Jal, who says he is still growing as a rapper, recalls participating in verbal battles in the Sudan before the violence, much like playing the dozens in the United States, though he says he was never any good: "(It’s like) maybe telling somebody like, your sister is so skinny that she can shoot through a straw," he says, laughing.

But as he grew older and started writing lyrics, his music struck a chord not only in Kenya, where his song "Gua" (which means peace) became a hit, but internationally. He was invited to perform at 2005’s Live Aid concert in London, collaborated with the likes of Peter Gabriel and Moby, and realized that his rhymes were not only therapeutic for himself but others as well.

The lyrics on "WARchild" are not only inspirational and spiritual, but also political. One song talks about Africa being financially raped by the outside world, while "Forced to Sin" talks about his life as a soldier.

And while he was once inspired by American rap, he uses the CD to also criticize some rappers’ glorification of violence, sex and crime, most notably on the song "50 Cent," which urges the multiplatinum rapper to stop promoting songs that might encourage black-on-black crime. The chorus: "Now 50 Cent I ain’t hating on you, still I think it’s my civic duty to warn you, you’re being played brother man, you’re being played by the man."

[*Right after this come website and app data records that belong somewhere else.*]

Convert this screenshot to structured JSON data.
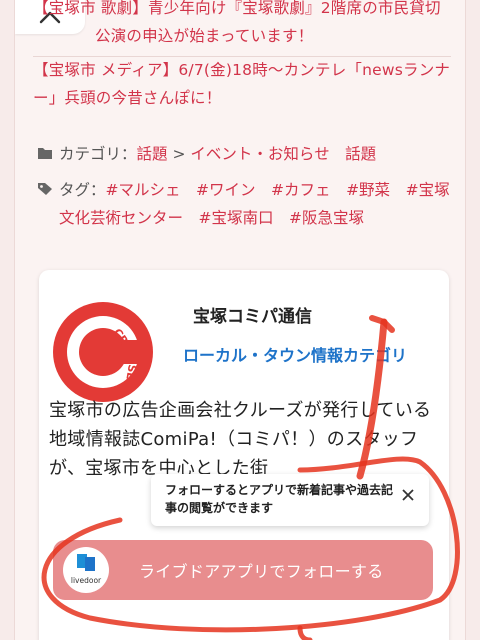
{
  "news": [
    {
      "text": "【宝塚市 歌劇】青少年向け『宝塚歌劇』2階席の市民貸切公演の申込が始まっています！"
    },
    {
      "text": "【宝塚市 メディア】6/7(金)18時〜カンテレ「newsランナー」兵頭の今昔さんぽに！"
    }
  ],
  "category": {
    "label": "カテゴリ：",
    "path_1": "話題",
    "sep": " > ",
    "path_2": "イベント・お知らせ",
    "path_3": "話題"
  },
  "tags": {
    "label": "タグ：",
    "items": [
      "#マルシェ",
      "#ワイン",
      "#カフェ",
      "#野菜",
      "#宝塚文化芸術センター",
      "#宝塚南口",
      "#阪急宝塚"
    ]
  },
  "profile": {
    "name": "宝塚コミパ通信",
    "category": "ローカル・タウン情報カテゴリ",
    "logo_text": "CRUISE",
    "description": "宝塚市の広告企画会社クルーズが発行している地域情報誌ComiPa!（コミパ！）のスタッフが、宝塚市を中心とした街"
  },
  "tooltip": {
    "text": "フォローするとアプリで新着記事や過去記事の閲覧ができます"
  },
  "follow": {
    "label": "ライブドアアプリでフォローする",
    "icon_text": "livedoor"
  },
  "colors": {
    "accent": "#d2344a",
    "link_blue": "#1e73c9",
    "follow_bg": "#e88d8e",
    "annotation_red": "#e5341f"
  }
}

"I sometimes ask myself, you say you’re a gangster, you deal drugs, you kill people," Jal says of 50 and other rappers of his ilk. "If you’re a real killer, it’s not fun talking about killing people. It’s hard ... participating in killing someone is hard because human life; it doesn’t matter who you are, there’s no one can say, ’I’m hardcore, I kill people.’ Somehow, someday it will burst in you."

"You can’t be a gangster until you die," adds Jal. "(50) should do something different, and maybe going back to the community because if we don’t do that, if we don’t save this generation then it’s going to be a genocide, especially on black people."

Jal is trying to help those afflicted by the violence with the Gua Africa foundation, designed to aid war survivors rebuild their lives. With Sudan still in turmoil with the violent Darfur conflict, Jal is trying to solve the problem the best way he can: with his musical contributions.

"For any person who struggle in something, (this is) to show that if you are in this world you are here for a reason, and every person has a purpose," he says. "It took me long time to actually say I believe that I survived for a reason."


On the net: